Jo forwarded this to me a while back but I never got around to blogging it: Health Versus Pork: Congress Debates the Food Bill.

It originally appeared in the Autumn 2007 Good Medicine magazine from the Physicians Committee for Responsible Medicine, but the primary point it makes is still valid today: government food subsidies are directly in conflict with public health needs.

Here’s the key image, which I think speaks for itself:

Unfortunately, it is difficult to change such policies in the face of the agribusiness lobby. People try:

When the House of Representatives debated the bill in July, PCRM, along with many other health and public interest groups, supported the Fairness in Farm and Food Policy Amendment, which was offered by Reps. Ron Kind (D-WI) and Jeff Flake (R-AZ). This amendment would have limited government subsidies of unhealthy foods, cut subsidies to millionaire farmers, and provided more money for nutrition and food assistance programs for Americans and impoverished children overseas.

But it is hard to break the habit of giving large government subsidies to large companies:

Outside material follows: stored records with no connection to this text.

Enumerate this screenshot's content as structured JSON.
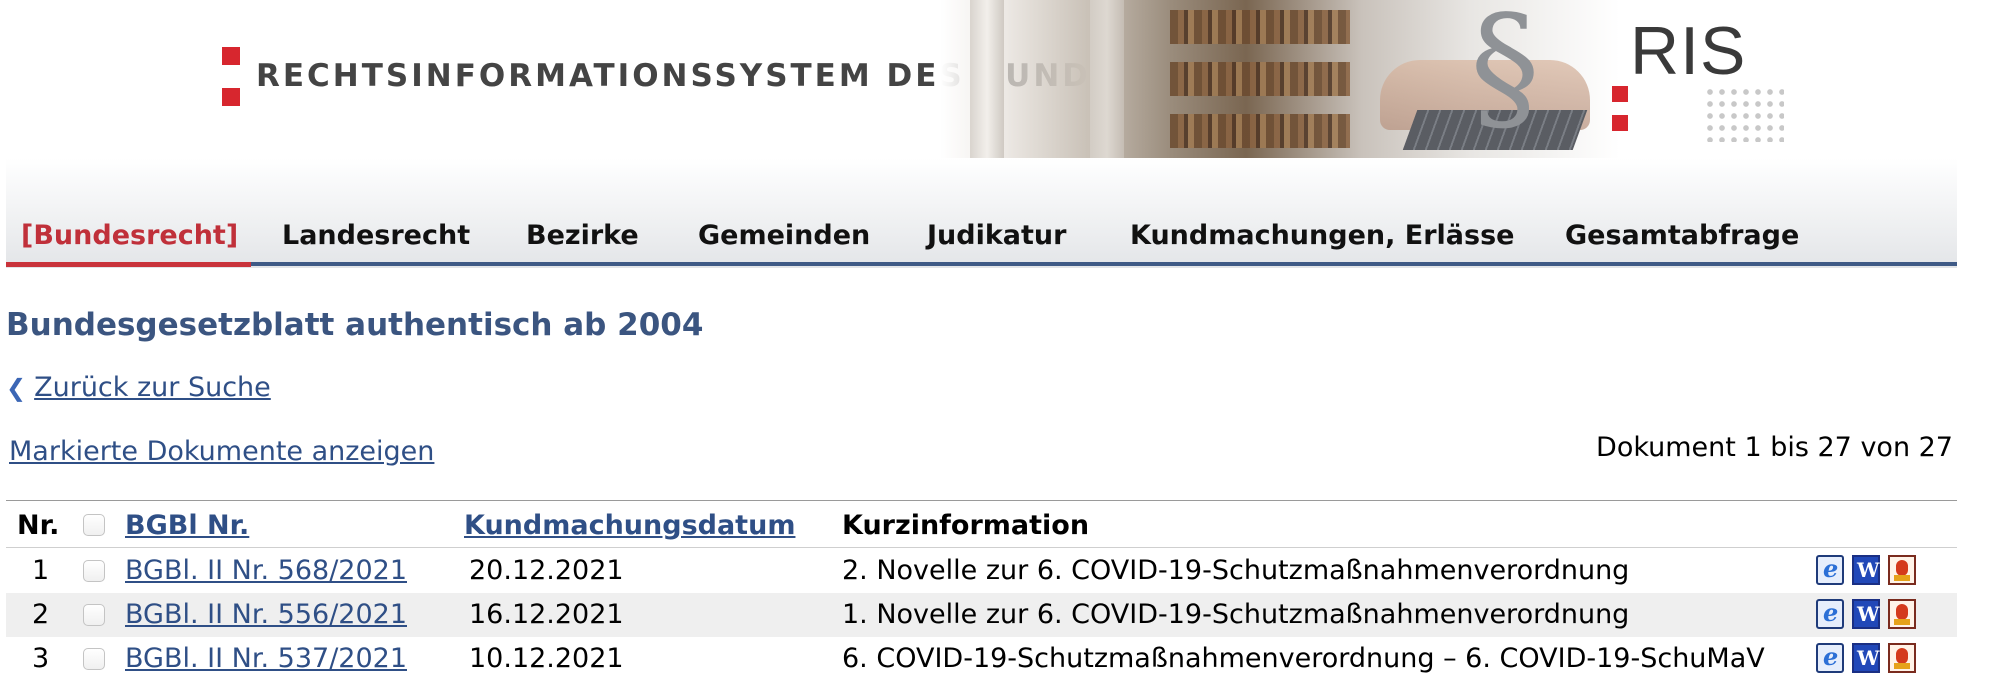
{
  "header": {
    "title": "RECHTSINFORMATIONSSYSTEM DES BUNDES",
    "logo_text": "RIS",
    "paragraph_symbol": "§"
  },
  "nav": {
    "tabs": [
      {
        "label": "[Bundesrecht]",
        "active": true
      },
      {
        "label": "Landesrecht",
        "active": false
      },
      {
        "label": "Bezirke",
        "active": false
      },
      {
        "label": "Gemeinden",
        "active": false
      },
      {
        "label": "Judikatur",
        "active": false
      },
      {
        "label": "Kundmachungen, Erlässe",
        "active": false
      },
      {
        "label": "Gesamtabfrage",
        "active": false
      }
    ]
  },
  "main": {
    "page_title": "Bundesgesetzblatt authentisch ab 2004",
    "back_link": "Zurück zur Suche",
    "marked_link": "Markierte Dokumente anzeigen",
    "doc_count": "Dokument 1 bis 27 von 27"
  },
  "table": {
    "headers": {
      "nr": "Nr.",
      "bgbl": "BGBl Nr.",
      "date": "Kundmachungsdatum",
      "info": "Kurzinformation"
    },
    "rows": [
      {
        "nr": "1",
        "bgbl": "BGBl. II Nr. 568/2021",
        "date": "20.12.2021",
        "info": "2. Novelle zur 6. COVID-19-Schutzmaßnahmenverordnung"
      },
      {
        "nr": "2",
        "bgbl": "BGBl. II Nr. 556/2021",
        "date": "16.12.2021",
        "info": "1. Novelle zur 6. COVID-19-Schutzmaßnahmenverordnung"
      },
      {
        "nr": "3",
        "bgbl": "BGBl. II Nr. 537/2021",
        "date": "10.12.2021",
        "info": "6. COVID-19-Schutzmaßnahmenverordnung – 6. COVID-19-SchuMaV"
      }
    ]
  },
  "icons": [
    "html-document-icon",
    "word-document-icon",
    "pdf-document-icon"
  ],
  "colors": {
    "brand_red": "#d7262e",
    "nav_blue": "#3f5a86",
    "title_blue": "#3b5580",
    "link_blue": "#2f4f86"
  }
}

Unfortunately, politics doomed the reform effort. At the eleventh hour, House Speaker Nancy Pelosi (D-CA) feared that freshman representatives who voted to cut subsidies might risk losing their seats in farm states in the 2008 elections, endangering the Democratic majority. The reform amendment was defeated 117 to 309.

Hope those seats were worth it.